My day was split into two key sessions: a workshop in the morning that explored embedded industry research, and the second half of the day which was for HDR mentoring. I’m here to bring my research, meet people and think through potential collaborative research projects with colleagues. I’d like to thank all the wonderful people at the News and Media Research Centre for hosting me over the five days.
Embedded Industry Research
First off, I forgot how much I love travelling and talking with people in a face-to-face mode! I haven’t presented research anywhere in person for about two years, so I was very excited to talk with people in a room that didn’t rhyme with Zoom.
This first session was designed as a two and a half hour workshop for HDRs and beyond to explore the contexts and nuances of embedded research within industry. Drawing on my last ten years of embedded research at various industry partners from around the world, it was refreshing to re-visit how to do this sort of really important work. From how to approach industry with an offer, to co-designing research questions, and then how to integrate the appropriate methods, particularly in a post-lock down world, was refreshing for me.
What was more exciting was the discussion that emerged after the presentation. We had about an even split of colleagues who had done industry research (and this includes Linkage projects, consultancy work, commissioned research, and longer form research), and those that hadn’t. As we broke into smaller groups (not break out rooms), the conversation was focussed on the lived experience of researching with industry partners. It was excellent.
Some of the key topics that emerged included:
- Often there are different languages and perspectives at play between academics and industry – intermediaries are always useful, to broker between the different stakeholders
- We (academics) can become annoying?
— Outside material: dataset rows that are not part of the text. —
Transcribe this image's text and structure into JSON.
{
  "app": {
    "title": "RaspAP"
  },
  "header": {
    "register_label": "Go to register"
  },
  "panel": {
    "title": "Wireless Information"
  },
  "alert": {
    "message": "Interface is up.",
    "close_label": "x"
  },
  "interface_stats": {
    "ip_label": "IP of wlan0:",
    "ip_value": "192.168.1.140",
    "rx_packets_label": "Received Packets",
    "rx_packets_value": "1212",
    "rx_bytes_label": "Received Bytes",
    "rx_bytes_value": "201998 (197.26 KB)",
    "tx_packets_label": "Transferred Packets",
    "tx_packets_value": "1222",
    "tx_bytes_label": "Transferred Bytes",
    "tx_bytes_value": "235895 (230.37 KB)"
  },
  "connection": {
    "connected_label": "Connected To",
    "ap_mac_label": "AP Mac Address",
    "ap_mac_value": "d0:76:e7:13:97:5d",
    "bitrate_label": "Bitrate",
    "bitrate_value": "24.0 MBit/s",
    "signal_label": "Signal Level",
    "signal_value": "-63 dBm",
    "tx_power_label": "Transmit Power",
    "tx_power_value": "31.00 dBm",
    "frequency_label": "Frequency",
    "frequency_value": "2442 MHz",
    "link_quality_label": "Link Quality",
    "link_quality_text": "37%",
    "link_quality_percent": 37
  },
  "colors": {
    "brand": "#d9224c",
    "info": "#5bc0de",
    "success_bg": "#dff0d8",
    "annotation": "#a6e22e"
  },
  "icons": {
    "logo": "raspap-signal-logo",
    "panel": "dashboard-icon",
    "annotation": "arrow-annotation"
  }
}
How do we ensure we remain relevant to the project from the industry perspective, too?
- Often the experience was disappointing – a great word to use here, where some of the finding shave been ignored or not acted upon
- There can be an anti-intellectual/academic culture – is it common with media organisations/journalists or more broadly than this?
- Is there something about the authority of academics that might not gel with industry folk?
- How could we know about their world/environment?
- What is your character that you take in with you? I’m a journalist. I’m a content creator. ‘Interloper’ was used.
- Suspicion seems to be the reaction from those being researched – why are they here?
- ‘It’s all about trust’
- The complications of trust
- Pandemic and the loss of hanging out with our industry folk
- Reflexivity – all data is skewed, “situation of data gathering’
If you are interested, you can access the slides from the day here:
The second half of the day was spent listening to HDRs talk about their projects and trying to guide them where I could. I very much look forward to connecting many of these amazing people with some fo the amazing humans from MECO – there are many cross over points that can be strengthened with a more national network of HDRs.